The label says "PF Usage" but that is not what it is showing. This is actually the Commit Charge. This is not RAM usage, actual pagefile usage, or any combination of the two. It isn't a measurement of anything that physically exists. It can be thought of as potential pagefile usage. Actual pagefile usage will typically be much lower. And much of the data that is in the pagefile will also be in RAM. There is nothing in Task Manager that shows actual pagefile usage.

The Commit Charge has little influence on performance. You just need to be certain that it is well under the Commit Limit.

It is really unfortunate that Microsoft chose to label this gauge "PF Usage". It has been the cause of an enormous amount of confusion and has resulted in a great deal of unwarranted criticism of Windows memory management.
akdreamingAuthor Commented:
These comments are helping me tremendously with my troubleshooting. We are still looking into it.

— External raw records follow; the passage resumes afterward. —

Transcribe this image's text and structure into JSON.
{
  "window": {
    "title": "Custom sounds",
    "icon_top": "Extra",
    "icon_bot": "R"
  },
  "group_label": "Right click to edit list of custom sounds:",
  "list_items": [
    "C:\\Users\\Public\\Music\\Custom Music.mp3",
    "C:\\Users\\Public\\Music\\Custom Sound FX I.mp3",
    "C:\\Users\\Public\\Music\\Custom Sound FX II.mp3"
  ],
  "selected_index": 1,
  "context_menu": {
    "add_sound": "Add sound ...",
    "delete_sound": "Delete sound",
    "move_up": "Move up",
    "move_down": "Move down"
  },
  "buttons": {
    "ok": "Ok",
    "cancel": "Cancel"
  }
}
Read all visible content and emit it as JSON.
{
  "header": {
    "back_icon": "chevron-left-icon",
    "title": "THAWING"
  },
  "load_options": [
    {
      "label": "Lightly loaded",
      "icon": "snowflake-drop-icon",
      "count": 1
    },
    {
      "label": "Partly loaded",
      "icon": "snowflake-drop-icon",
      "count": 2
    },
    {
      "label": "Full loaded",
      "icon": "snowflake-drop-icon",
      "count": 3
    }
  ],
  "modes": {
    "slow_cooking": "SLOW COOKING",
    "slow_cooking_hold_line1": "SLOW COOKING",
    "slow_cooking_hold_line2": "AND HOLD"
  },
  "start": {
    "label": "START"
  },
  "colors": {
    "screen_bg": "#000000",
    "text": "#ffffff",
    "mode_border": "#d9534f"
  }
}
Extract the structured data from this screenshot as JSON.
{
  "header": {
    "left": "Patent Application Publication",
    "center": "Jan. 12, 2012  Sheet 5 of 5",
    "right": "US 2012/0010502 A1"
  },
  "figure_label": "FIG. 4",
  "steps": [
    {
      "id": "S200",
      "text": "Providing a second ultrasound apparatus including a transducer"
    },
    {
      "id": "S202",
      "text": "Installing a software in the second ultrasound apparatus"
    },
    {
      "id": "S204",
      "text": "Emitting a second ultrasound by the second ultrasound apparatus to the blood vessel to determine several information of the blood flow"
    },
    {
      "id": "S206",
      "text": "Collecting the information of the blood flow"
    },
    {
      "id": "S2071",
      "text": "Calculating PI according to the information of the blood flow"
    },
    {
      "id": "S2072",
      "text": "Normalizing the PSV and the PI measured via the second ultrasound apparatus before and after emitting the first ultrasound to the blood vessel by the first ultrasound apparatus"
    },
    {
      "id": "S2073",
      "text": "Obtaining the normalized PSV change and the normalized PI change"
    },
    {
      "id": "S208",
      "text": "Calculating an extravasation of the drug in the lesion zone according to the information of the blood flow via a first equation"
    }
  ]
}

It looks like the issues we are having may have nothing to do with the PF Usage. However, I have learned a lot.
Make sure you check out in your network settings to uncheck register in DNS for the primary nic that you are using.  This is one of the gotchas that I have found that has this problem. Just go the network properties of the NIC and uncheck the Register in DNS option. This may help you out.
scameron447: I definitely don't agree with that advice, especially since we have zero information on the server. Bad idea on a domain controller!
lscarborConnect With a Mentor Commented:
Size is not a problem unless you don't have enough -- it should be 1.5 times the RAM. Put a small pagefile on the C: drive ( i like a GB) then put the 1.5 X one on another drive. If you have the spindles, you can put up a couple of drives for the pagefiles alone.
Once you know the size, set the top and bottom to the setting you've chosen.
The important thing is to have enough it seems. I see MS training people setting up 2008 64 bit example computers with 25 GB pagefile when the unit has 8. In the 64 bit 2008 world the numbers seem to be changing.

Pagefiles can be simple if you look at them the right way. First, different OS have different requirements. Different services require different amounts.

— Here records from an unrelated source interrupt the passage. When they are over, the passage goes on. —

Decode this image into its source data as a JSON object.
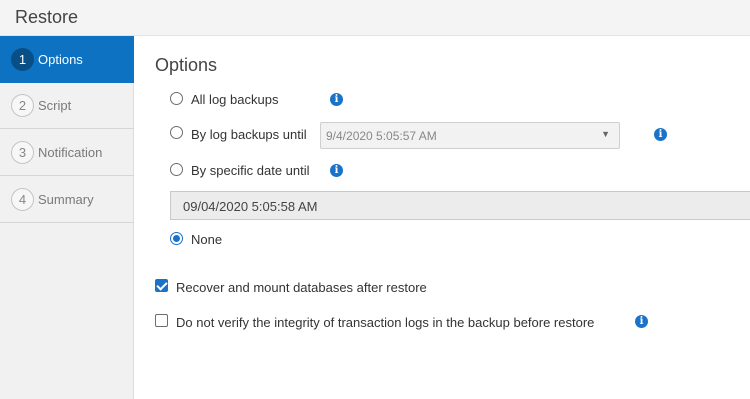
{
  "header": {
    "title": "Restore"
  },
  "sidebar": {
    "steps": [
      {
        "number": "1",
        "label": "Options"
      },
      {
        "number": "2",
        "label": "Script"
      },
      {
        "number": "3",
        "label": "Notification"
      },
      {
        "number": "4",
        "label": "Summary"
      }
    ],
    "active_step": "Options"
  },
  "main": {
    "title": "Options",
    "radios": {
      "all_log_backups": {
        "label": "All log backups",
        "checked": false
      },
      "by_log_backups_until": {
        "label": "By log backups until",
        "checked": false,
        "select_value": "9/4/2020 5:05:57 AM"
      },
      "by_specific_date_until": {
        "label": "By specific date until",
        "checked": false,
        "date_value": "09/04/2020 5:05:58 AM"
      },
      "none": {
        "label": "None",
        "checked": true
      }
    },
    "checkboxes": {
      "recover_mount": {
        "label": "Recover and mount databases after restore",
        "checked": true
      },
      "no_verify": {
        "label": "Do not verify the integrity of transaction logs in the backup before restore",
        "checked": false
      }
    },
    "icons": {
      "info": "info-icon",
      "dropdown": "chevron-down-icon"
    },
    "info_glyph": "i",
    "caret_glyph": "▼"
  },
  "colors": {
    "accent": "#0d72c2",
    "info": "#1a73c8"
  }
}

Best pagefile verbiage I know is:

Pagefiles aren't as important as RAM. Dial that in, and then calculate pagefile size.

Here's the MS version:

Some info on modifications that change the RAM supported:
akdreamingAuthor Commented:
Many good tidbits of information. It looks like the problems we are having are not related to the PF. We are working with our software vendor. Thanks again!
Question has a verified solution.

Are you are experiencing a similar issue? Get a personalized answer when you ask a related question.

Have a better answer? Share it in a comment.

All Courses

From novice to tech pro — start learning today.